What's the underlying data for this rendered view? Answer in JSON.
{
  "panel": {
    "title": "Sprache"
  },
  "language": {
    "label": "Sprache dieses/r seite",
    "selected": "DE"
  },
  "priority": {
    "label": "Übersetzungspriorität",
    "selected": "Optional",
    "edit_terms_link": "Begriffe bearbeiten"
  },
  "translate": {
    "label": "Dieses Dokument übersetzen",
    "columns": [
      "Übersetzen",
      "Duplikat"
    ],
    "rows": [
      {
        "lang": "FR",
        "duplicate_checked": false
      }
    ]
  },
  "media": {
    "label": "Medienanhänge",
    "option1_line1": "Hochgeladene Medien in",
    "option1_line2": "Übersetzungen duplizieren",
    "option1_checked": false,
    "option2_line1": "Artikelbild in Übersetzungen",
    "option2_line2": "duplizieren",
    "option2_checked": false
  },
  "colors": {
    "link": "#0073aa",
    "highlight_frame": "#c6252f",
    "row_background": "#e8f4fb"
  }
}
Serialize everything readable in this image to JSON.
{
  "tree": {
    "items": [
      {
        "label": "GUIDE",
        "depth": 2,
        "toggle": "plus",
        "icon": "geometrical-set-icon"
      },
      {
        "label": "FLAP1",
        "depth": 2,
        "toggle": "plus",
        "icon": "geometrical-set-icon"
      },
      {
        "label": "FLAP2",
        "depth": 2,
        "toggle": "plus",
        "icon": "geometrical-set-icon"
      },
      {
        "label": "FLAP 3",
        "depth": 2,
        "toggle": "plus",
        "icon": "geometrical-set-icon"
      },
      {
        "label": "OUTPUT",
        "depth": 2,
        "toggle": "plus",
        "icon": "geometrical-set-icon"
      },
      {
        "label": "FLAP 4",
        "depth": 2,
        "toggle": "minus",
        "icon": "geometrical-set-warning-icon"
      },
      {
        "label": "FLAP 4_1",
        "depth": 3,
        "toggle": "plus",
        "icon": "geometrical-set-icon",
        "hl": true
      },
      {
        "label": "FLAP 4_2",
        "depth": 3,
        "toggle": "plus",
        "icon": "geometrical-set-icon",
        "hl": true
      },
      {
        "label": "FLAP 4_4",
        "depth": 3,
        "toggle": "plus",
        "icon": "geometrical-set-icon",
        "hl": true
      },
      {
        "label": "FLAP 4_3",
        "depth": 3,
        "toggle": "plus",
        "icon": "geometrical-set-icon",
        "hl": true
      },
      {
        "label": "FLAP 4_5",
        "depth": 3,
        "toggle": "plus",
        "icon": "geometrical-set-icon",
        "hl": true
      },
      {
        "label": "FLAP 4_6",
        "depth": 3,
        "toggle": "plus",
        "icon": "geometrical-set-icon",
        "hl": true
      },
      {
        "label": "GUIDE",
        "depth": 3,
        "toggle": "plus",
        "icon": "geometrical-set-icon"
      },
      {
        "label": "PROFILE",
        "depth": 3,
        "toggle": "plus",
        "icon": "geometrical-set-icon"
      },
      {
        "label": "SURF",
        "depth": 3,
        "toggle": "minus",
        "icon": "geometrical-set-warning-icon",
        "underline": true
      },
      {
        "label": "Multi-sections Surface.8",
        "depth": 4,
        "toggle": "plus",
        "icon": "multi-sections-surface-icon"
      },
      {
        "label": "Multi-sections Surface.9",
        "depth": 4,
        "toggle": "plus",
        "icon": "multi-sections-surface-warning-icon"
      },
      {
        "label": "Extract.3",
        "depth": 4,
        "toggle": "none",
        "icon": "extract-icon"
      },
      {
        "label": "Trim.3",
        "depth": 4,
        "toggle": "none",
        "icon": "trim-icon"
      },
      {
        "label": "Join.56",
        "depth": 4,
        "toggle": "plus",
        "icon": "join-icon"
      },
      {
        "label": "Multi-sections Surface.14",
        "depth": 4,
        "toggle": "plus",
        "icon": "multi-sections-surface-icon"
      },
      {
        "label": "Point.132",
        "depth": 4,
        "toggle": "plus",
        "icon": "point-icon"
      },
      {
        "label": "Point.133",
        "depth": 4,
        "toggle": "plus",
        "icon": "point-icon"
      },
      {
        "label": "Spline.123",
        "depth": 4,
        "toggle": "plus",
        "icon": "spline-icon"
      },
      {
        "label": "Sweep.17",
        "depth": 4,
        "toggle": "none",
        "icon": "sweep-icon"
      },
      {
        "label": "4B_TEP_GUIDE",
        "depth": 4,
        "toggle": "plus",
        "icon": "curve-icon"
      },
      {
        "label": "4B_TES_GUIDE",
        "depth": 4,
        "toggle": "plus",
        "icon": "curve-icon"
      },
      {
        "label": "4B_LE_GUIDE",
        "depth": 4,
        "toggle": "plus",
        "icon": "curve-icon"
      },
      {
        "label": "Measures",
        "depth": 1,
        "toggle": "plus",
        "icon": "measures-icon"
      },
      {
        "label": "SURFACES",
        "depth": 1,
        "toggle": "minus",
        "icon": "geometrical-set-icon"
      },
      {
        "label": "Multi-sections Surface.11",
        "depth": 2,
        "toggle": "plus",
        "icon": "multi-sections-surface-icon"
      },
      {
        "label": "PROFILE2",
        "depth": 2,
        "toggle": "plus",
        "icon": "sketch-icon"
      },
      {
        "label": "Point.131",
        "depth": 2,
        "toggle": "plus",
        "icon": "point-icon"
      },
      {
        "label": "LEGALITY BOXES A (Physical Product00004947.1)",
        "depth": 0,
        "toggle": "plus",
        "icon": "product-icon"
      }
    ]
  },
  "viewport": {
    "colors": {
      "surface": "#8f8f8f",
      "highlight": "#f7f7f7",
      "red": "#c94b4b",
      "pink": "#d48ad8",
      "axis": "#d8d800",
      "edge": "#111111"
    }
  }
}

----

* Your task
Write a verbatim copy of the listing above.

* Answer to this problem
What's the underlying data for this rendered view? Answer in JSON.
{
  "panel": {
    "title": "Sprache"
  },
  "language": {
    "label": "Sprache dieses/r seite",
    "selected": "DE"
  },
  "priority": {
    "label": "Übersetzungspriorität",
    "selected": "Optional",
    "edit_terms_link": "Begriffe bearbeiten"
  },
  "translate": {
    "label": "Dieses Dokument übersetzen",
    "columns": [
      "Übersetzen",
      "Duplikat"
    ],
    "rows": [
      {
        "lang": "FR",
        "duplicate_checked": false
      }
    ]
  },
  "media": {
    "label": "Medienanhänge",
    "option1_line1": "Hochgeladene Medien in",
    "option1_line2": "Übersetzungen duplizieren",
    "option1_checked": false,
    "option2_line1": "Artikelbild in Übersetzungen",
    "option2_line2": "duplizieren",
    "option2_checked": false
  },
  "colors": {
    "link": "#0073aa",
    "highlight_frame": "#c6252f",
    "row_background": "#e8f4fb"
  }
}
Serialize everything readable in this image to JSON.
{
  "tree": {
    "items": [
      {
        "label": "GUIDE",
        "depth": 2,
        "toggle": "plus",
        "icon": "geometrical-set-icon"
      },
      {
        "label": "FLAP1",
        "depth": 2,
        "toggle": "plus",
        "icon": "geometrical-set-icon"
      },
      {
        "label": "FLAP2",
        "depth": 2,
        "toggle": "plus",
        "icon": "geometrical-set-icon"
      },
      {
        "label": "FLAP 3",
        "depth": 2,
        "toggle": "plus",
        "icon": "geometrical-set-icon"
      },
      {
        "label": "OUTPUT",
        "depth": 2,
        "toggle": "plus",
        "icon": "geometrical-set-icon"
      },
      {
        "label": "FLAP 4",
        "depth": 2,
        "toggle": "minus",
        "icon": "geometrical-set-warning-icon"
      },
      {
        "label": "FLAP 4_1",
        "depth": 3,
        "toggle": "plus",
        "icon": "geometrical-set-icon",
        "hl": true
      },
      {
        "label": "FLAP 4_2",
        "depth": 3,
        "toggle": "plus",
        "icon": "geometrical-set-icon",
        "hl": true
      },
      {
        "label": "FLAP 4_4",
        "depth": 3,
        "toggle": "plus",
        "icon": "geometrical-set-icon",
        "hl": true
      },
      {
        "label": "FLAP 4_3",
        "depth": 3,
        "toggle": "plus",
        "icon": "geometrical-set-icon",
        "hl": true
      },
      {
        "label": "FLAP 4_5",
        "depth": 3,
        "toggle": "plus",
        "icon": "geometrical-set-icon",
        "hl": true
      },
      {
        "label": "FLAP 4_6",
        "depth": 3,
        "toggle": "plus",
        "icon": "geometrical-set-icon",
        "hl": true
      },
      {
        "label": "GUIDE",
        "depth": 3,
        "toggle": "plus",
        "icon": "geometrical-set-icon"
      },
      {
        "label": "PROFILE",
        "depth": 3,
        "toggle": "plus",
        "icon": "geometrical-set-icon"
      },
      {
        "label": "SURF",
        "depth": 3,
        "toggle": "minus",
        "icon": "geometrical-set-warning-icon",
        "underline": true
      },
      {
        "label": "Multi-sections Surface.8",
        "depth": 4,
        "toggle": "plus",
        "icon": "multi-sections-surface-icon"
      },
      {
        "label": "Multi-sections Surface.9",
        "depth": 4,
        "toggle": "plus",
        "icon": "multi-sections-surface-warning-icon"
      },
      {
        "label": "Extract.3",
        "depth": 4,
        "toggle": "none",
        "icon": "extract-icon"
      },
      {
        "label": "Trim.3",
        "depth": 4,
        "toggle": "none",
        "icon": "trim-icon"
      },
      {
        "label": "Join.56",
        "depth": 4,
        "toggle": "plus",
        "icon": "join-icon"
      },
      {
        "label": "Multi-sections Surface.14",
        "depth": 4,
        "toggle": "plus",
        "icon": "multi-sections-surface-icon"
      },
      {
        "label": "Point.132",
        "depth": 4,
        "toggle": "plus",
        "icon": "point-icon"
      },
      {
        "label": "Point.133",
        "depth": 4,
        "toggle": "plus",
        "icon": "point-icon"
      },
      {
        "label": "Spline.123",
        "depth": 4,
        "toggle": "plus",
        "icon": "spline-icon"
      },
      {
        "label": "Sweep.17",
        "depth": 4,
        "toggle": "none",
        "icon": "sweep-icon"
      },
      {
        "label": "4B_TEP_GUIDE",
        "depth": 4,
        "toggle": "plus",
        "icon": "curve-icon"
      },
      {
        "label": "4B_TES_GUIDE",
        "depth": 4,
        "toggle": "plus",
        "icon": "curve-icon"
      },
      {
        "label": "4B_LE_GUIDE",
        "depth": 4,
        "toggle": "plus",
        "icon": "curve-icon"
      },
      {
        "label": "Measures",
        "depth": 1,
        "toggle": "plus",
        "icon": "measures-icon"
      },
      {
        "label": "SURFACES",
        "depth": 1,
        "toggle": "minus",
        "icon": "geometrical-set-icon"
      },
      {
        "label": "Multi-sections Surface.11",
        "depth": 2,
        "toggle": "plus",
        "icon": "multi-sections-surface-icon"
      },
      {
        "label": "PROFILE2",
        "depth": 2,
        "toggle": "plus",
        "icon": "sketch-icon"
      },
      {
        "label": "Point.131",
        "depth": 2,
        "toggle": "plus",
        "icon": "point-icon"
      },
      {
        "label": "LEGALITY BOXES A (Physical Product00004947.1)",
        "depth": 0,
        "toggle": "plus",
        "icon": "product-icon"
      }
    ]
  },
  "viewport": {
    "colors": {
      "surface": "#8f8f8f",
      "highlight": "#f7f7f7",
      "red": "#c94b4b",
      "pink": "#d48ad8",
      "axis": "#d8d800",
      "edge": "#111111"
    }
  }
}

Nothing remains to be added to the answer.